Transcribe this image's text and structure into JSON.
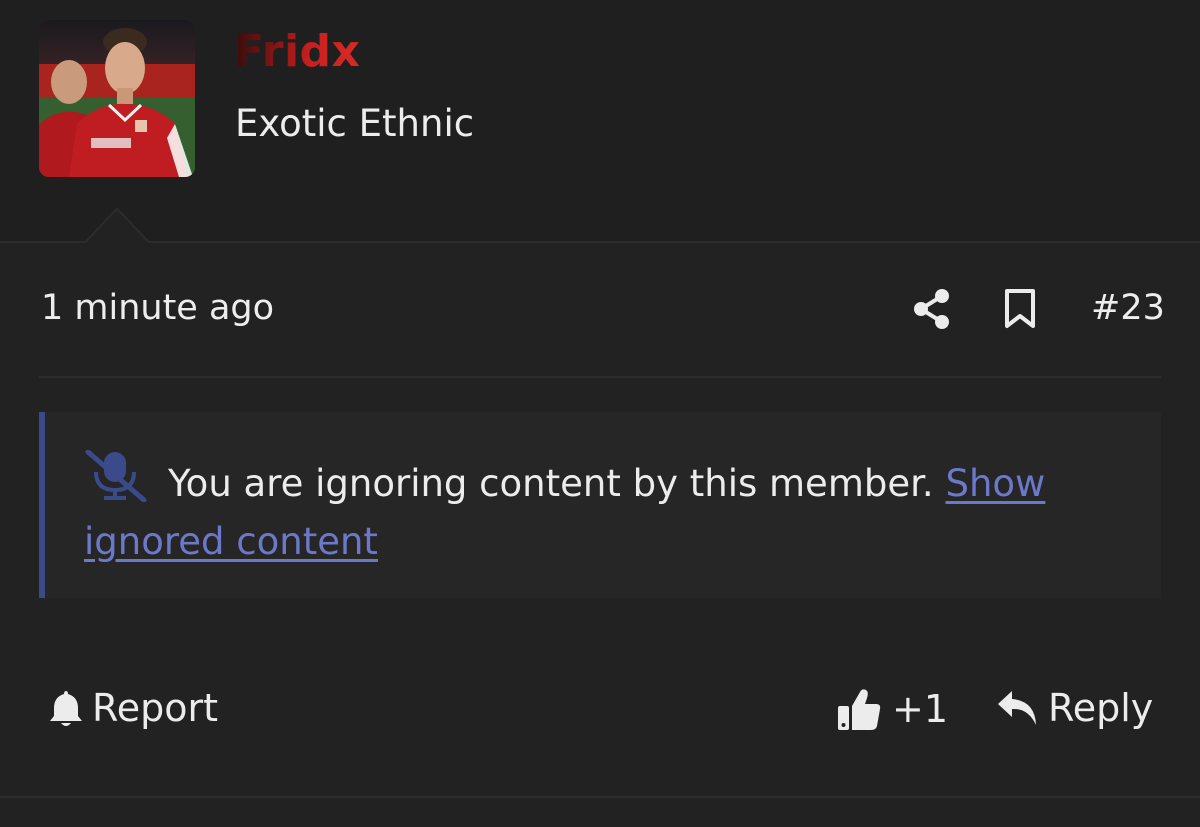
{
  "user": {
    "username": "Fridx",
    "user_title": "Exotic Ethnic",
    "avatar_icon": "avatar-photo"
  },
  "post": {
    "time": "1 minute ago",
    "number": "#23",
    "share_icon": "share-icon",
    "bookmark_icon": "bookmark-icon"
  },
  "ignored": {
    "message": "You are ignoring content by this member.",
    "link_text": "Show ignored content",
    "icon": "muted-microphone-icon"
  },
  "actions": {
    "report_label": "Report",
    "like_label": "+1",
    "reply_label": "Reply"
  },
  "colors": {
    "background": "#222223",
    "username_gradient_end": "#d72a24",
    "link": "#6c78c9",
    "quote_border": "#3b4a8a"
  }
}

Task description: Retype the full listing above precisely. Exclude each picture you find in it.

Output for this task:
Transcribe this image's text and structure into JSON.
{
  "user": {
    "username": "Fridx",
    "user_title": "Exotic Ethnic",
    "avatar_icon": "avatar-photo"
  },
  "post": {
    "time": "1 minute ago",
    "number": "#23",
    "share_icon": "share-icon",
    "bookmark_icon": "bookmark-icon"
  },
  "ignored": {
    "message": "You are ignoring content by this member.",
    "link_text": "Show ignored content",
    "icon": "muted-microphone-icon"
  },
  "actions": {
    "report_label": "Report",
    "like_label": "+1",
    "reply_label": "Reply"
  },
  "colors": {
    "background": "#222223",
    "username_gradient_end": "#d72a24",
    "link": "#6c78c9",
    "quote_border": "#3b4a8a"
  }
}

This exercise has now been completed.